You know what to play by listening. Some numbers will already be busy, backing-wise, so not much may be needed. There's a time to play a 'wash' over some, as in a gentle chord palette on a strings type sound under everything else. You may, in a more punchy number, match the bass line with a synth sound, to beef things up.Listen to how brass stabs work in a lot of recordings. Just a stab here and there in usually more upbeat numbers gives something no other instrument (except synth!!) can, apart from maybe drums, and you can work arrangements with the drummer to this effect.
Some numbers need the same sound all through, others will benefit from several sound changing line by line, of verse/middle eight. Again, listen carefully to recordings, and catch a particular sound that could only occur a couple of times, but that's all that the song needed.

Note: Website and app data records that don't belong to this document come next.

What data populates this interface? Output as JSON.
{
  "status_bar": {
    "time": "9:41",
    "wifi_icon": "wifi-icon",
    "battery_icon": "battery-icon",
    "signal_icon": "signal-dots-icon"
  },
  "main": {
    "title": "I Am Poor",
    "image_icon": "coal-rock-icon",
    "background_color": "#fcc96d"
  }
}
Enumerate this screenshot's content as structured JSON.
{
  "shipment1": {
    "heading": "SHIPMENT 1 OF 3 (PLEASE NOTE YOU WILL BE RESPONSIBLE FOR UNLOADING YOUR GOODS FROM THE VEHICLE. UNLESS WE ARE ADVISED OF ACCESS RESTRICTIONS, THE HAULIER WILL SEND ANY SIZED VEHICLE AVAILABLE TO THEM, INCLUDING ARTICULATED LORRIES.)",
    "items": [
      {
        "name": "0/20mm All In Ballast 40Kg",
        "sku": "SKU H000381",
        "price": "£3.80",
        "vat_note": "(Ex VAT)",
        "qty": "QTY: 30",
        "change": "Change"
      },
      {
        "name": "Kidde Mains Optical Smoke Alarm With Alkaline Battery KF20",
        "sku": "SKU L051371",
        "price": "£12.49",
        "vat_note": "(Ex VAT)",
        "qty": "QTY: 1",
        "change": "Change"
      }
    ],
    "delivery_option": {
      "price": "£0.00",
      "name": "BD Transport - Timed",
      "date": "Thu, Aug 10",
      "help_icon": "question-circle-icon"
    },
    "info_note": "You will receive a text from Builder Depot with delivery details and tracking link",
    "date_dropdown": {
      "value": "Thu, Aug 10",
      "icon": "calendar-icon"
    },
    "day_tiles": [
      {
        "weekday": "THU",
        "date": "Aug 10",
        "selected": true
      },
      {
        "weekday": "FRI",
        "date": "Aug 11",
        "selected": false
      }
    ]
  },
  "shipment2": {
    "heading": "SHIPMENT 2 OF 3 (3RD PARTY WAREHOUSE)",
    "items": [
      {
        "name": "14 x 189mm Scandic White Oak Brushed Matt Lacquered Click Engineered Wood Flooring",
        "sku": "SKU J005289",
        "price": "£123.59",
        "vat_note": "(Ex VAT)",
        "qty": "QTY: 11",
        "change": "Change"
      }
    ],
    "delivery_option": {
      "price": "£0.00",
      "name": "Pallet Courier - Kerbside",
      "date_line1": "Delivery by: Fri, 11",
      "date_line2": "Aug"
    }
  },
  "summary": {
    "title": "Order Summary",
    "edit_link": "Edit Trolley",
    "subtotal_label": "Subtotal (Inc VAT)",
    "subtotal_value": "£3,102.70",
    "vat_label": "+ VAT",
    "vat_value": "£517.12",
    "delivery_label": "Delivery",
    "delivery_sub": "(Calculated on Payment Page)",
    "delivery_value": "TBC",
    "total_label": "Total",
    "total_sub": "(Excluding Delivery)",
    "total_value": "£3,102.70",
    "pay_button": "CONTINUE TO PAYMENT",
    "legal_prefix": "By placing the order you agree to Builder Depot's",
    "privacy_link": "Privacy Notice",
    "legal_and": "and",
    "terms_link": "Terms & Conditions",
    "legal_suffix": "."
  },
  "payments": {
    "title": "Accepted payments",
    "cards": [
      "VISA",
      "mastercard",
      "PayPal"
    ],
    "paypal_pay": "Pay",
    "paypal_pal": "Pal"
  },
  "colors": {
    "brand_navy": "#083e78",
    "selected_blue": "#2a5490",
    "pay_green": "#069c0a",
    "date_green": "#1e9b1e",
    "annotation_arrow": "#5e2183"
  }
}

Be prepared to do a solo using sounds that no-one else can provide - a flutey type in a ballad, a saw-tooth sound in a raunchy number.You'll have a good dozen sounds at your fingertips, straight on call. Don't be afraid to experiment - even the bandleader will be amazed when you pull something out of the bag that he didn't expect, but it fitted.
And don't forget - you don't have to be making noises every second of every number ! Watch horn players in a band, silence works well. Unless you're a drummer or bassist... You're probably going to change your volume up and down more than other band members, so a volume pedal is a great asset, freeing up both hands.